Although little appears to have been published on this subject, Knox12 reported the detection of iron carbide in the remaining oxide from a corroded 2,800-year-old Iranian steel dagger.

Optical metallography explicitly showed the presence of “unaltered” iron carbides in the rust from this object. Also present in the microstructure were pseudomorphs of carbides, which had been reduced by corrosion to carbonaceous regions that were “probably an intimate mixture of oxide and amorphous carbon.” More recently, Notis13 has succeeded in making carbon maps in rusted old steel samples using electronprobe microanalysis techniques at Lehigh University and has observed good carbon images in the microstructures.

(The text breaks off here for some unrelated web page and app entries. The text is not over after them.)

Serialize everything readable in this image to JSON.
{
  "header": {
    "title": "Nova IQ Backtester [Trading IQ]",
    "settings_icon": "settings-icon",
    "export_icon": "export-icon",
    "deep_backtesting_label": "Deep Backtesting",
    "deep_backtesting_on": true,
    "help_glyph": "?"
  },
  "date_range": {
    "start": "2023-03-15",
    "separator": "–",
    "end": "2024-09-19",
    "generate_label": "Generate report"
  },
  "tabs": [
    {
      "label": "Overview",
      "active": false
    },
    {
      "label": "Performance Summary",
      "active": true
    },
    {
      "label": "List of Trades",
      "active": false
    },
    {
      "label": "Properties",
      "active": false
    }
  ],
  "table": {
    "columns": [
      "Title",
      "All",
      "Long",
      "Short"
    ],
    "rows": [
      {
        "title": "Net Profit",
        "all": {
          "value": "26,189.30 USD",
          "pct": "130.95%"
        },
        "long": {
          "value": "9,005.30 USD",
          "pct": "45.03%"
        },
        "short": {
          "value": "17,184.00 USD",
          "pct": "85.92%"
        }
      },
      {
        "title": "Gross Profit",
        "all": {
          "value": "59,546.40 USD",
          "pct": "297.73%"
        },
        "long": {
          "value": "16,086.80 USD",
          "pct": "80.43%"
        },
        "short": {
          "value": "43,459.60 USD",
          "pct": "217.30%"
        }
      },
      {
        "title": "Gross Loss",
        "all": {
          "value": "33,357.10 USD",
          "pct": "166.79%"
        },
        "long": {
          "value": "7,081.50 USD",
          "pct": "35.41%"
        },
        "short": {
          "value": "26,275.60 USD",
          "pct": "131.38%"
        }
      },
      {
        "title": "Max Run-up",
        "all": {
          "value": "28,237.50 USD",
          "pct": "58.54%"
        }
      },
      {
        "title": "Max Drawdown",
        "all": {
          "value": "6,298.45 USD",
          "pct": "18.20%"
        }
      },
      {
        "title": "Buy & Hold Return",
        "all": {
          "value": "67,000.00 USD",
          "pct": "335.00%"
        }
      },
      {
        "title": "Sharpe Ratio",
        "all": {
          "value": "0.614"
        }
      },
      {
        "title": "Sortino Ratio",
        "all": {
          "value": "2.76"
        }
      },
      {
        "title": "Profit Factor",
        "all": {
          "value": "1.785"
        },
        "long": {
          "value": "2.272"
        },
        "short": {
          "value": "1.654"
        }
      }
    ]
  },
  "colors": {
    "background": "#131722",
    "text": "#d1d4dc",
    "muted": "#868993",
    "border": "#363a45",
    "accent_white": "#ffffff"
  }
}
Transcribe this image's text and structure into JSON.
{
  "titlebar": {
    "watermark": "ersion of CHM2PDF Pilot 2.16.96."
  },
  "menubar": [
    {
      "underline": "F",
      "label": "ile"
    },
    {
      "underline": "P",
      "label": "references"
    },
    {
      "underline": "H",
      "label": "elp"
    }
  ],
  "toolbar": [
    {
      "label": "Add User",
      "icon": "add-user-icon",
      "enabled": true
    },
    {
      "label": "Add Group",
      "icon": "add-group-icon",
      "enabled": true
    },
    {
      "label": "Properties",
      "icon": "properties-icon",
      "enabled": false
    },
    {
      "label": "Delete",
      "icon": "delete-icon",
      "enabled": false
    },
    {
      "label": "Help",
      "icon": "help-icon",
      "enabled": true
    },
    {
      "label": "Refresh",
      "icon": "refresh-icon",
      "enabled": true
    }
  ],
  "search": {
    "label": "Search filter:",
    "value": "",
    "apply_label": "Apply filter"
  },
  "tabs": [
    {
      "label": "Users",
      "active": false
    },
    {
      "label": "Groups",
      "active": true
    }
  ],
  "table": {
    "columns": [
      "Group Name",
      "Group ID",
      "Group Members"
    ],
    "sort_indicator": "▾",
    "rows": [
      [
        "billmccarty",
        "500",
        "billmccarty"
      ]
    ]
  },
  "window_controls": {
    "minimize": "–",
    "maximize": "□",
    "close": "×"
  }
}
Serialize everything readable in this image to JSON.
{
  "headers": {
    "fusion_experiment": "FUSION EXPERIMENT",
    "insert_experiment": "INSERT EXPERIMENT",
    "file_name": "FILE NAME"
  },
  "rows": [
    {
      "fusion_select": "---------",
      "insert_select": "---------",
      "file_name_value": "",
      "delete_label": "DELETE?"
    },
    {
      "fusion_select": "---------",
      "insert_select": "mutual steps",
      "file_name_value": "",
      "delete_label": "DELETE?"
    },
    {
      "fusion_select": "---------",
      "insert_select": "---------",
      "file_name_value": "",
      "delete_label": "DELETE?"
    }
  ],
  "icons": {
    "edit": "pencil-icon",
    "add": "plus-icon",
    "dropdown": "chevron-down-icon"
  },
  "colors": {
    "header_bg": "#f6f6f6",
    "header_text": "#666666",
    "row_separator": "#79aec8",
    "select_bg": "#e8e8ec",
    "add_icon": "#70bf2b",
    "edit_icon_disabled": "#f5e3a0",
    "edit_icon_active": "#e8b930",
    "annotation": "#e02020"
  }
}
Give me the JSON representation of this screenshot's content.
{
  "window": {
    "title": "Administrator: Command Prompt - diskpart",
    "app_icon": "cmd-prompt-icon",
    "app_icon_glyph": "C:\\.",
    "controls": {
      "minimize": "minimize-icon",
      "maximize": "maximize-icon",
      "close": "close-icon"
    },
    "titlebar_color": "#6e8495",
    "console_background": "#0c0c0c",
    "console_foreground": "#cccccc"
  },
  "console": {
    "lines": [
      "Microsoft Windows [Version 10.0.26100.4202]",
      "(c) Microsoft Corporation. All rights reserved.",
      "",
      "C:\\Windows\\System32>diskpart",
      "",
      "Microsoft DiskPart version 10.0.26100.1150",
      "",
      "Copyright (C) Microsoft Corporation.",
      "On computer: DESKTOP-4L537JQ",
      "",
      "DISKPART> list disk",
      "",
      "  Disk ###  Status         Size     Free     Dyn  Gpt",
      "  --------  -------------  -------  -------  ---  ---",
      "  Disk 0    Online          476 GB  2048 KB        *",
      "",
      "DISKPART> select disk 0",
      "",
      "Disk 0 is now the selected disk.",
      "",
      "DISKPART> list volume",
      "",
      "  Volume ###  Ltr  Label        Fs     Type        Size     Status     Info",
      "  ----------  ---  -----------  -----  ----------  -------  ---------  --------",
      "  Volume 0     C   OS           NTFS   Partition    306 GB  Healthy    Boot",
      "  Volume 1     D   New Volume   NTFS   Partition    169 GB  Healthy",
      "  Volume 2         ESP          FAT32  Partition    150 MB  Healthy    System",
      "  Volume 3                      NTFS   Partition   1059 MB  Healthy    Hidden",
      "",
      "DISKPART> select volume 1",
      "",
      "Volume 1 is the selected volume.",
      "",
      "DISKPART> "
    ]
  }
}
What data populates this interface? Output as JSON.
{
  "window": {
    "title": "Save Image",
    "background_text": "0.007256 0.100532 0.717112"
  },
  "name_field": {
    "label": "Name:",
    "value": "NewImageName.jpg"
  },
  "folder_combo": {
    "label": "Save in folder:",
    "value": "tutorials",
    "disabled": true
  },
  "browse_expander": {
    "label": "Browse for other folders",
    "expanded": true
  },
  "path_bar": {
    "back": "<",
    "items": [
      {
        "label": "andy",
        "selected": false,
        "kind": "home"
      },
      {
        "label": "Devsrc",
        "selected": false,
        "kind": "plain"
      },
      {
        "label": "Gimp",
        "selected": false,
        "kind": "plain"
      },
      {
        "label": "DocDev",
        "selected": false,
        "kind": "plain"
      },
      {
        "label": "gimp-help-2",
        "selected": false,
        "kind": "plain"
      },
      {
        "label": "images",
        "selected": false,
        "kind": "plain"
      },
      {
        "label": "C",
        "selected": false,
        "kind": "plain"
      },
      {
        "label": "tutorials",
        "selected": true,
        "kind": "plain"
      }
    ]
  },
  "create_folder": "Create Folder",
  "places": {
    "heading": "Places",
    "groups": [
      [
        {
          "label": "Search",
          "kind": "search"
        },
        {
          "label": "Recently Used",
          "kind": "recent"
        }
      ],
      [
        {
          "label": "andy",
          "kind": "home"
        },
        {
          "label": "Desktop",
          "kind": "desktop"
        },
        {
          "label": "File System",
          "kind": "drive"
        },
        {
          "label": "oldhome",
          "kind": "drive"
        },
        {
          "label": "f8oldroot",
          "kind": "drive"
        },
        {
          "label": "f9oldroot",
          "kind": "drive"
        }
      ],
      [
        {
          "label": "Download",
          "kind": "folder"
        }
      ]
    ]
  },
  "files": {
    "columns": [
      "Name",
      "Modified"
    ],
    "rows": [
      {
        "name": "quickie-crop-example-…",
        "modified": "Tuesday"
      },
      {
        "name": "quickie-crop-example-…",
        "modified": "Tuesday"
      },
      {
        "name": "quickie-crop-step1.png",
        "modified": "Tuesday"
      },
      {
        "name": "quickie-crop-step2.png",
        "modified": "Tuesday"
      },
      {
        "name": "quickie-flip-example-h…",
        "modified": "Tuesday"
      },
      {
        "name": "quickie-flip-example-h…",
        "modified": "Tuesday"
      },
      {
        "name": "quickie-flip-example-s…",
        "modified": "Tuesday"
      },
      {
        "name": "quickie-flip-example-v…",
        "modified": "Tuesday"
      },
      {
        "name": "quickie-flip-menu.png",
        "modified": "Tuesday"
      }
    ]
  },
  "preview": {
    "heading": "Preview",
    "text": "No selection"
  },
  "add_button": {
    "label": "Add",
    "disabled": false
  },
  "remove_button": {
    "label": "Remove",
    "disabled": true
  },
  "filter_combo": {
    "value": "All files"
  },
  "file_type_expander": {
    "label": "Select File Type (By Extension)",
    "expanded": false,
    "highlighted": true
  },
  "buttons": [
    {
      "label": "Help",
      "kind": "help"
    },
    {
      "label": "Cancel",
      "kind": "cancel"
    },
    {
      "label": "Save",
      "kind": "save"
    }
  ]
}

The present authors and van der Merwe14 have recently completed a study in this area. This work provides some evidence for the reliability of dating corrosion products from artifacts that have rusted in the air, in the ground, and under water, although it does not prove that all such samples can be successfully dated. Nonetheless, iron samples that had completely rusted produced plausible radiocarbon dates, but issues of contamination and post-depositional carbon exchange must be thoroughly tested in a variety of field settings before rust dating can be considered a validated technique. The present authors’ results indicate, however, that in at least some circumstances, the original carbon from iron-based materials is retained in rust and can be cleanly extracted and dated (see Figure 1a and Figure a). What the study does show, then, is that there is no a priori reason why the method should not work on rust. The work suggests that accurate radiocarbon dates may be obtainable with minimal material and with minimal risk to artifacts.